Health care


Country Report: Health care Last updated: 31/05/23


Felicia Nica

Beneficiaries of international protection have the right to benefit from health insurance under the conditions provided by the law for the Romanian citizens.[1] Persons suffering from mental health problems, including torture survivors and traumatised persons also have access to treatment in the same conditions as Romanian nationals.

Challenges in practice include lack of awareness of how the Health Insurance House (Casa de Asigurări de Sănatate, CAS) works and what it entails. Therefore, NGOs play a key role in assisting beneficiaries of international protection to overcome all the practical obstacles, which would be insurmountable without this type of support.

The JRS representative in Rădăuţi reported difficulties regarding the identification of family doctors. Family doctors refuse to register beneficiaries of international protection, including children, because they have to register patients for at least six months and are afraid that beneficiaries will leave Romania. Beneficiaries who decide to stay for long term have family doctors. For the ones who have no health insurance ICAR Foundation is covering the costs of medical consultations and treatment if necessary.

Another reported issue is related to health insurance. Persons who do not earn an income are obliged to pay state health insurance for 12 months, which equals 6 gross national salaries, irrespective of the date of filing the declaration.[2] An annual health insurance (valid for 12 months) costs the equivalent  of six gross minimum wages, which was 2,550 RON/ €520, and 10% (social insurance contribution rate for health), that is 1,530 RON/ €310.

NGOs may reimburse the cost of this. The payment of one month of health insurance triggers an obligation to pay for the entire year in order to access health services. If beneficiaries stop paying health insurance, they enter into debt. If they commit to stay for six months, ICAR Foundation may pay for their health insurance.

In Galaţi, within the project implemented by JRS on integration it is possible to pay for the state health insurance for a maximum of 6 months. It was reported by the JRS representative that for medical consultations and laboratory tests it is necessary to submit a written order from the primary care doctor, the family doctor. Because it is hard to indentify medical doctors for beneficiaries, this task is performed by the medical doctor of IGI-DAI.

LADO/ASSOC mentioned that beneficiaries do not encounter problems in the health system if they pay for their health insurance. The only hardship is caused by the lack of knowledge of Romanian.

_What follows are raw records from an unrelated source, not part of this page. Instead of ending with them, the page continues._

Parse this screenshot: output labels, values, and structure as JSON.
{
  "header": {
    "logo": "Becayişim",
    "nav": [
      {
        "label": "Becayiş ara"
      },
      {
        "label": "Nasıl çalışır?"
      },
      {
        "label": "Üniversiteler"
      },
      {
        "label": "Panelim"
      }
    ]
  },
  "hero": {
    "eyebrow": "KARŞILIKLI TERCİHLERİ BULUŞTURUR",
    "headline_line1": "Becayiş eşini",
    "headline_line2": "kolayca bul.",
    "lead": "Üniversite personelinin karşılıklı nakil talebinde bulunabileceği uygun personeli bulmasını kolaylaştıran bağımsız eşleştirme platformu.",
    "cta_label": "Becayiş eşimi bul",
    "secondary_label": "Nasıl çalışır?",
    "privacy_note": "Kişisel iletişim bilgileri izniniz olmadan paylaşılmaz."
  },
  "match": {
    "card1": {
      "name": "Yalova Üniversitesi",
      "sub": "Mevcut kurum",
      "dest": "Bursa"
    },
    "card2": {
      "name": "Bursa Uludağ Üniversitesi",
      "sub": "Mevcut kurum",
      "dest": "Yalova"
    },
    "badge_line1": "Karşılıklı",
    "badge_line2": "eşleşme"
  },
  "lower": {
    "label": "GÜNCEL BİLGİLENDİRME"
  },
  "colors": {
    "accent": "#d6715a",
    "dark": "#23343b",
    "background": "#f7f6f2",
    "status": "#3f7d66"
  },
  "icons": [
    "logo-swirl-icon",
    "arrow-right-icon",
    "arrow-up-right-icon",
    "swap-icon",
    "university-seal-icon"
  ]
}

It was emphasized that the ASSOC representative offers support to beneficiaries in finding family doctors [3]

IOM Romania reported the following issues faced by beneficiaries of international protection in relation to the health care system:

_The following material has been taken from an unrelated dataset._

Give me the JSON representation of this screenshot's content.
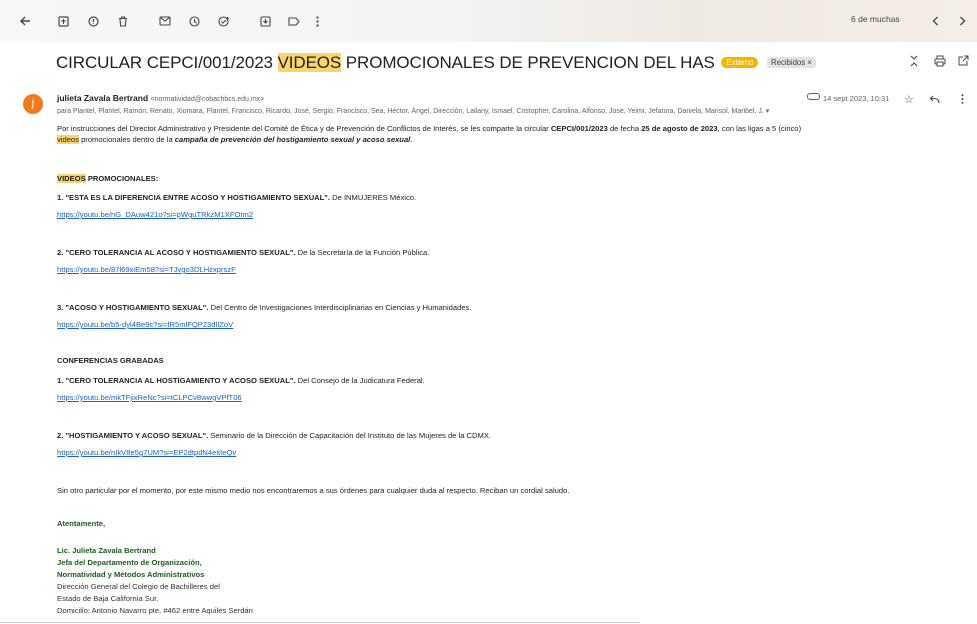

  • Inadequate understanding of how the health insurance system works;
  • Lack of financial resources needed to pay for the social health insurance;
  • Even if they are insured, there are treatments and investigations that are not covered by the state health insurance and must be paid for by the beneficiaries;
  • High waiting time for certain investigations
  • Linguistic and cultural barriers.

IOM Romania further acknowledged the important role of NGOs implementing integration projects, in supporting beneficiaries in accessing health services.[4]

AIDRom reported that sometimes language barriers in healthcare lead to miscommunication between the medical professional and the beneficiary of international protection. AIDRom also pointed out that family doctors are reluctant to register foreigners.[5] This was still the same in 2022.

In Giurgiu, it was reported by the AIDRom representative that through their project MyRo they also provided medical assistance to beneficiaries up to 850 RON/ 173 EUR, which could also have included the reimbursement of health insurance. However, in the last two years they had not covered such costs, because beneficiaries were either not interested or they were employed. The appointment of family doctors was not an issue as the medical doctor employed by the ICAR Foundation was also a family doctor and beneficiaries were registered with her.




[1]  Article 20(1)(g) Asylum Act.

[2]  Article 180(3) Fiscal Code.

[3] Information provided by LADO/ASSOC, 3 February 2022.

[4] Information provided by IOM ROMANIA ROMANIA Romania, 19 February 2022.

[5] Information provided by AIDRom, 14 January 2022.

Table of contents

  • Statistics
  • Overview of the legal framework
  • Overview of the main changes since the previous report update
  • Asylum Procedure
  • Reception Conditions
  • Detention of Asylum Seekers
  • Content of International Protection
  • ANNEX I – Transposition of the CEAS in national legislation